Graphically, Entwined is minimal, with a strong emphasis on themes and colourization. The background effects and animations do enough to make the journey a little more interesting without distracting from the core gameplay, although this is another regard in which Entwined just feels too minimal. Given the amount of time you’re looking at very similar chunks of the game, it would have been nice for the developers to have varied the designs up a little; the game feels massively repetitive after about half an hour of play.
Entwined is by no means a bad game, but it does feel like a tech demo rather than a fully featured game. Cross buy across Vita, PS3 and PS4 is a nice touch and adds a little extra value for money. Unless you’re working hard in challenge mode to battle up the leader boards though, it’s unlikely you’ll play Entwined twice on the same console, never mind across multiple platforms.

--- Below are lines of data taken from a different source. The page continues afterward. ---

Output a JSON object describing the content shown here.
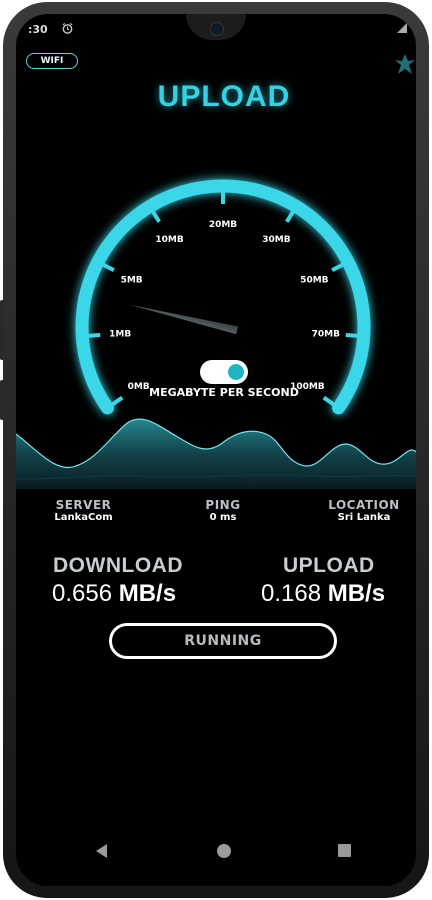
{
  "status_bar": {
    "time": ":30"
  },
  "header": {
    "network_badge": "WIFI",
    "title": "UPLOAD"
  },
  "gauge": {
    "ticks": [
      "0MB",
      "1MB",
      "5MB",
      "10MB",
      "20MB",
      "30MB",
      "50MB",
      "70MB",
      "100MB"
    ],
    "needle_tick_position": 1.55,
    "accent_color": "#35d2e4"
  },
  "toggle": {
    "on": true,
    "label": "MEGABYTE PER SECOND"
  },
  "info": {
    "server": {
      "label": "SERVER",
      "value": "LankaCom"
    },
    "ping": {
      "label": "PING",
      "value": "0 ms"
    },
    "location": {
      "label": "LOCATION",
      "value": "Sri Lanka"
    }
  },
  "results": {
    "download": {
      "label": "DOWNLOAD",
      "value": "0.656",
      "unit": "MB/s"
    },
    "upload": {
      "label": "UPLOAD",
      "value": "0.168",
      "unit": "MB/s"
    }
  },
  "action_button": {
    "label": "RUNNING"
  },
  "nav": {
    "icons": [
      "back-icon",
      "home-icon",
      "recents-icon"
    ]
  }
}
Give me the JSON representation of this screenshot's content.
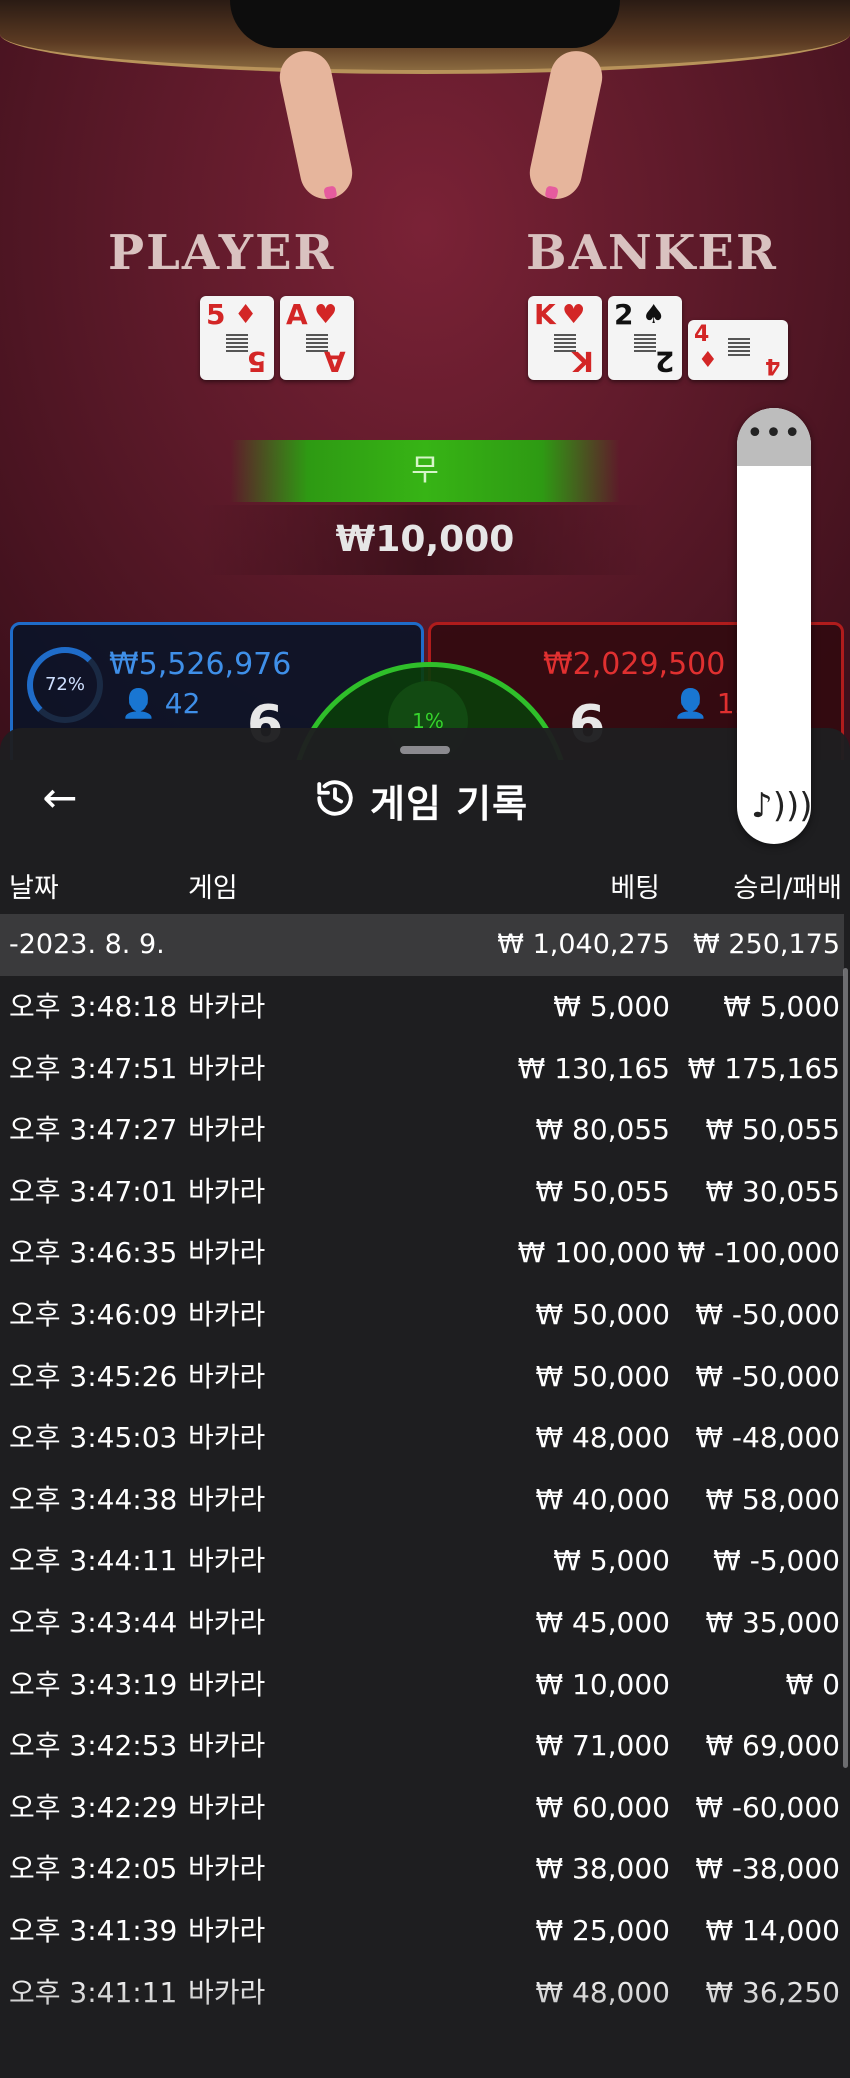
{
  "scene": {
    "player_label": "PLAYER",
    "banker_label": "BANKER",
    "player_cards": [
      {
        "rank": "5",
        "suit": "♦",
        "color": "red"
      },
      {
        "rank": "A",
        "suit": "♥",
        "color": "red"
      }
    ],
    "banker_cards": [
      {
        "rank": "K",
        "suit": "♥",
        "color": "red"
      },
      {
        "rank": "2",
        "suit": "♠",
        "color": "black"
      },
      {
        "rank": "4",
        "suit": "♦",
        "color": "red"
      }
    ],
    "result_text": "무",
    "result_amount": "₩10,000",
    "player_panel": {
      "percent": "72%",
      "amount": "₩5,526,976",
      "players": "42",
      "score": "6"
    },
    "banker_panel": {
      "amount": "₩2,029,500",
      "players": "13",
      "score": "6"
    },
    "tie_percent": "1%"
  },
  "history": {
    "title": "게임 기록",
    "columns": {
      "date": "날짜",
      "game": "게임",
      "bet": "베팅",
      "result": "승리/패배"
    },
    "group": {
      "date": "-2023. 8. 9.",
      "bet": "₩ 1,040,275",
      "result": "₩ 250,175"
    },
    "rows": [
      {
        "time": "오후 3:48:18",
        "game": "바카라",
        "bet": "₩ 5,000",
        "result": "₩ 5,000"
      },
      {
        "time": "오후 3:47:51",
        "game": "바카라",
        "bet": "₩ 130,165",
        "result": "₩ 175,165"
      },
      {
        "time": "오후 3:47:27",
        "game": "바카라",
        "bet": "₩ 80,055",
        "result": "₩ 50,055"
      },
      {
        "time": "오후 3:47:01",
        "game": "바카라",
        "bet": "₩ 50,055",
        "result": "₩ 30,055"
      },
      {
        "time": "오후 3:46:35",
        "game": "바카라",
        "bet": "₩ 100,000",
        "result": "₩ -100,000"
      },
      {
        "time": "오후 3:46:09",
        "game": "바카라",
        "bet": "₩ 50,000",
        "result": "₩ -50,000"
      },
      {
        "time": "오후 3:45:26",
        "game": "바카라",
        "bet": "₩ 50,000",
        "result": "₩ -50,000"
      },
      {
        "time": "오후 3:45:03",
        "game": "바카라",
        "bet": "₩ 48,000",
        "result": "₩ -48,000"
      },
      {
        "time": "오후 3:44:38",
        "game": "바카라",
        "bet": "₩ 40,000",
        "result": "₩ 58,000"
      },
      {
        "time": "오후 3:44:11",
        "game": "바카라",
        "bet": "₩ 5,000",
        "result": "₩ -5,000"
      },
      {
        "time": "오후 3:43:44",
        "game": "바카라",
        "bet": "₩ 45,000",
        "result": "₩ 35,000"
      },
      {
        "time": "오후 3:43:19",
        "game": "바카라",
        "bet": "₩ 10,000",
        "result": "₩ 0"
      },
      {
        "time": "오후 3:42:53",
        "game": "바카라",
        "bet": "₩ 71,000",
        "result": "₩ 69,000"
      },
      {
        "time": "오후 3:42:29",
        "game": "바카라",
        "bet": "₩ 60,000",
        "result": "₩ -60,000"
      },
      {
        "time": "오후 3:42:05",
        "game": "바카라",
        "bet": "₩ 38,000",
        "result": "₩ -38,000"
      },
      {
        "time": "오후 3:41:39",
        "game": "바카라",
        "bet": "₩ 25,000",
        "result": "₩ 14,000"
      },
      {
        "time": "오후 3:41:11",
        "game": "바카라",
        "bet": "₩ 48,000",
        "result": "₩ 36,250"
      }
    ]
  },
  "volume": {
    "menu_icon": "ellipsis-icon",
    "sound_icon": "sound-wave-icon"
  },
  "colors": {
    "player": "#1f6cc9",
    "banker": "#b01c1c",
    "tie": "#2fbf2a",
    "sheet_bg": "#1e1e20"
  }
}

It’s hard to recommend Entwined as a game. It feels more like an experience than a complete game, in a similar manner to Journey, although Journey is much more involved, mysterious and captivating by comparison. Introducing some obstacles, or enemies even, would have lent Entwined some much needed variation. Given that it’s almost guaranteed to appear on PlayStation Plus in the next six months, or at least appear in a PSN sale, you might be best waiting to get your hands on Entwined.